* Problem description:
Among the entries below, please show each line that carries the word "JSON".

* Records provided:
□ □ □ □ □ □ □

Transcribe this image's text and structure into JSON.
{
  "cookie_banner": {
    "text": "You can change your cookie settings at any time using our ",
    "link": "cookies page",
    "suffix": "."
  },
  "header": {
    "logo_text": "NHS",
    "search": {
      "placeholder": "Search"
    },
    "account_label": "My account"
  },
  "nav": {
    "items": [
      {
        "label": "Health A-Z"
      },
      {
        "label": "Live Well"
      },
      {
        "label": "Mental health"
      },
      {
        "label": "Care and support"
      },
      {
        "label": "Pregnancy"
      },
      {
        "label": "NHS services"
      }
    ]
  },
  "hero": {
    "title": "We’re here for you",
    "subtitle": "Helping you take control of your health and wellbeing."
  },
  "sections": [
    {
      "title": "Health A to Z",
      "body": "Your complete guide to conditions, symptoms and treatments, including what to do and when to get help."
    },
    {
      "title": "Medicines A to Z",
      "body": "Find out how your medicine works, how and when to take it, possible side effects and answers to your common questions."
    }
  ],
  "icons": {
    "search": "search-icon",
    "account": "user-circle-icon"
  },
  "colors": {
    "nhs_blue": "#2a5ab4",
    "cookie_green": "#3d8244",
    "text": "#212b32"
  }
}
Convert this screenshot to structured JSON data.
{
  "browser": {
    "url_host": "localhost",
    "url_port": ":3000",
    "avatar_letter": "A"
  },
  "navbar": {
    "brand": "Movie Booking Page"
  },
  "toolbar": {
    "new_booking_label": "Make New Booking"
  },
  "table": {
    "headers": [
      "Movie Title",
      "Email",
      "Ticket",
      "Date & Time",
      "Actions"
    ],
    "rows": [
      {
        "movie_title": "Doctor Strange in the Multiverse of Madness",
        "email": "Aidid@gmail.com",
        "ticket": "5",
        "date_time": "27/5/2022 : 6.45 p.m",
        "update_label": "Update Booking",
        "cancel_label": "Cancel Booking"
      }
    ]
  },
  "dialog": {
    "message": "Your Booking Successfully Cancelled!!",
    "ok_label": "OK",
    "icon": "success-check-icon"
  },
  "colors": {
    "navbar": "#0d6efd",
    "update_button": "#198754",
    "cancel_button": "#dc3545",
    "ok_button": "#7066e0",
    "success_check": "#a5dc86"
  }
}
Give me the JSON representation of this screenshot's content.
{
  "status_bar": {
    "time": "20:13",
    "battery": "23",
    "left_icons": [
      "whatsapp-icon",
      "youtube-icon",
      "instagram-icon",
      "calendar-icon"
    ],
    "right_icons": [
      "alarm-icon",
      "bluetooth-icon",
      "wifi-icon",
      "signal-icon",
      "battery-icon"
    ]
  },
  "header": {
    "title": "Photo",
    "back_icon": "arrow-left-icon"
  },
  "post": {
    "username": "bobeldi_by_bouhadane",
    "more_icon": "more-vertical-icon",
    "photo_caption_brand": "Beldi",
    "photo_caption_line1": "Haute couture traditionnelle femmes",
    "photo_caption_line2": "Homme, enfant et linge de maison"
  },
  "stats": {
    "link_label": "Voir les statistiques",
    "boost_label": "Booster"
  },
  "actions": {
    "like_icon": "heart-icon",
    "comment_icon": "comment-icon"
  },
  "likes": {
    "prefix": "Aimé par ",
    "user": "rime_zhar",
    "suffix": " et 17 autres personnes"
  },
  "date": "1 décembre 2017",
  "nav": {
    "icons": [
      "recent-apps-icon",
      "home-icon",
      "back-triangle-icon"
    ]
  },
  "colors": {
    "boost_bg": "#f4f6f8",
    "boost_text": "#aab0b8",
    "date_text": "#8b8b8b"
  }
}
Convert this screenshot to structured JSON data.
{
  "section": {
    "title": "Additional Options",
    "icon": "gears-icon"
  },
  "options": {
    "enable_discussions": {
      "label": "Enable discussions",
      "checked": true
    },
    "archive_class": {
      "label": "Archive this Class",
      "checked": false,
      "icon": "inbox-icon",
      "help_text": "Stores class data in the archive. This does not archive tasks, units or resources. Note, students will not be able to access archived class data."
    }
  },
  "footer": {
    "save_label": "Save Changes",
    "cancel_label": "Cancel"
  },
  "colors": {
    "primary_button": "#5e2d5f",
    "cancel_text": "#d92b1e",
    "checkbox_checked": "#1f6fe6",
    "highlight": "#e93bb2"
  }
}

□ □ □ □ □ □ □

* Result below:
Transcribe this image's text and structure into JSON.
Convert this screenshot to structured JSON data.
Give me the JSON representation of this screenshot's content.
Convert this screenshot to structured JSON data.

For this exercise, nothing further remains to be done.